A 1001 MIDNIGHTS Review
by Newell Dunlap


DAVID ELY – Seconds. Pantheon, hardcover, 1964. Signet P2507, paperback, 1964. Harper Voyager, softcover, 2013. Film: Paramount, 1966 (director: John Frankenheimer).

   A prosperous banker leaves his New York office at noon, knowing full well he may never see it again. Following an address on a slip of paper, he takes a cab to a run-down laundry in a slum area of the city. From there. he is directed to a warehouse. From the warehouse. he is taken in the back of a truck to a large office building, and it is here the transition process begins.

   For the banker (soon to be a painter known as Wilson) has elected literally to change his life and be “reborn” as a new man. A surgically altered cadaver shows up in a hotel room and the banker is officially pronounced dead of a heart attack. Meanwhile, we follow Wilson through his own surgical alterations, and before you know it, he has been relocated to California and lo the life of a single. moderately successful painter.

   Wilson cannot relax and enjoy himself, though. His new life strikes him as shallow and meaningless, and he feels an overwhelming desire to visit his wife and daughter. This he does, going against numerous warnings from representatives of the company that gave him his new identity. The company, it seems, creates about 3000 new identities each year, so it has a stake in seeing that no one jeopardizes its operation. Obviously Wilson is one of those people who will never make the transition properly, so he is brought back for further “processing.”

   Few books can match the suspenseful beginning of Seconds, as the reader wonders what in the world is going on. The suspense tapers off when we learn what is going on. but increases again as we begin to wonder what the company will do with the renegade Wilson. As it turns out, Wilson is not the only man who has made an unsuccessful transition-and from a business standpoint, the company’s disposition of these failures makes perfect sense.

   This unusual and nightmarish novel was made into an equally suspenseful John Frankenheimer film in 1966, with Rock Hudson and Salome Jens.

   David Ely has made a career of producing offbeat suspense fiction, both novels and short stories for Ellery Queen’s Mystery Magazine and such slick magazines as Cosmopolitan. (One of his Cosmo stories, “The Sailing Club,” was the recipient of the 1962 Best Short Story Edgar.) Among his other novels are Trot ( 1963), The Tour (1967), Poor Devils (1970), and the eerie Mr. Nicholas (1974).

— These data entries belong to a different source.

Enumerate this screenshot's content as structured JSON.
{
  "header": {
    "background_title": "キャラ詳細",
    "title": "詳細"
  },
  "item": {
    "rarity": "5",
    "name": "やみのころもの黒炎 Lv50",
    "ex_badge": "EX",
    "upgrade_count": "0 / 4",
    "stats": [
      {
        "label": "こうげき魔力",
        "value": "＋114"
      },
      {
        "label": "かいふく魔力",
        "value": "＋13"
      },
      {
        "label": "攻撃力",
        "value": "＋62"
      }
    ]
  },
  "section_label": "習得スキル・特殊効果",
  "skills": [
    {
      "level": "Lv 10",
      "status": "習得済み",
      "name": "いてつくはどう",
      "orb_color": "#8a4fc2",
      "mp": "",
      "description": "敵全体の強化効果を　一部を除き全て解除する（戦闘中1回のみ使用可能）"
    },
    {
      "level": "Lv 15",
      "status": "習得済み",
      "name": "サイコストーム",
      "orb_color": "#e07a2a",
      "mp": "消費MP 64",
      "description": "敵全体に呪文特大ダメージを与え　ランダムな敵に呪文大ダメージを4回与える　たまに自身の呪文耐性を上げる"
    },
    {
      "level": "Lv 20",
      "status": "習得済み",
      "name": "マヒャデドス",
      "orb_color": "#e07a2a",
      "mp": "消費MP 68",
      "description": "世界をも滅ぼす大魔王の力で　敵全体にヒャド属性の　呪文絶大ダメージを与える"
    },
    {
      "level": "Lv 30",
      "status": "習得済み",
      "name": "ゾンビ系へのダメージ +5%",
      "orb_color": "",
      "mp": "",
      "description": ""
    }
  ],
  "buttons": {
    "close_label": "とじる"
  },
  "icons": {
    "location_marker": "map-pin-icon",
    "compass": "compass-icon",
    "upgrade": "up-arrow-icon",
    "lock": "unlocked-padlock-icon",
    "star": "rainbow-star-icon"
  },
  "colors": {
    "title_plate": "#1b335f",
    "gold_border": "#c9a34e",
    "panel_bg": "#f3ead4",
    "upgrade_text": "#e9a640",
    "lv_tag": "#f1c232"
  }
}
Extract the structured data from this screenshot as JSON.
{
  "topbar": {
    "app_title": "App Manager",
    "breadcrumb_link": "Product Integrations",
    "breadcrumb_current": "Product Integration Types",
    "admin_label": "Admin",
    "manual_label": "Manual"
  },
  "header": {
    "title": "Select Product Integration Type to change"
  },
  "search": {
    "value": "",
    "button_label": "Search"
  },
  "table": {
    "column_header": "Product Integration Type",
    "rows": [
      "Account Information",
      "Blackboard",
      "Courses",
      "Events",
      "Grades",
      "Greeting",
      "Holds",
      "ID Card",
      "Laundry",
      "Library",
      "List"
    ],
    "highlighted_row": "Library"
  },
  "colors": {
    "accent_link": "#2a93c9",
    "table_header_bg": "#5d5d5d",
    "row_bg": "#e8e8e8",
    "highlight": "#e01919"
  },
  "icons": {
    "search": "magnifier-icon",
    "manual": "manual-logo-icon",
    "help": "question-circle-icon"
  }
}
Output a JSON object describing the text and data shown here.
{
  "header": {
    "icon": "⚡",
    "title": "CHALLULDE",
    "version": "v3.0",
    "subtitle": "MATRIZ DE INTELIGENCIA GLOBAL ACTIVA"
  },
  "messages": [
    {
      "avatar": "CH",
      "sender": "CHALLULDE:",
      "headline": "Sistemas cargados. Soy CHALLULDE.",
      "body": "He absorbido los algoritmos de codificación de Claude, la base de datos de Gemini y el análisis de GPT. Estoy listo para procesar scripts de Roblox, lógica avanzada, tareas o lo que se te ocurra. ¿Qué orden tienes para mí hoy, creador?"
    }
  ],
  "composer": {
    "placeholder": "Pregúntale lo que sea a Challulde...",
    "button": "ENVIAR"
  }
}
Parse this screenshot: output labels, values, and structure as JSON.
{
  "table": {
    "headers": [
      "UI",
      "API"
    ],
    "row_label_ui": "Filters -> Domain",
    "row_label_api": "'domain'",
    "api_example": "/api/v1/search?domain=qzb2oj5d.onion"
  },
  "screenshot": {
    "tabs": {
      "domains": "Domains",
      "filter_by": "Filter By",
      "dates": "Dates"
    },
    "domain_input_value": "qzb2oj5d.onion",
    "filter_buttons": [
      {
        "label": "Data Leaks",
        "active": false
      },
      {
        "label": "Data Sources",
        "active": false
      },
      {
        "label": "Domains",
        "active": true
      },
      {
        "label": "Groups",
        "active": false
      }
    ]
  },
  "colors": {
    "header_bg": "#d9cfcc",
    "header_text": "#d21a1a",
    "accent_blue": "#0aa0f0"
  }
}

   Reprinted with permission from 1001 Midnights, edited by Bill Pronzini & Marcia Muller and published by The Battered Silicon Dispatch Box, 2007.   Copyright © 1986, 2007 by the Pronzini-Muller Family Trust.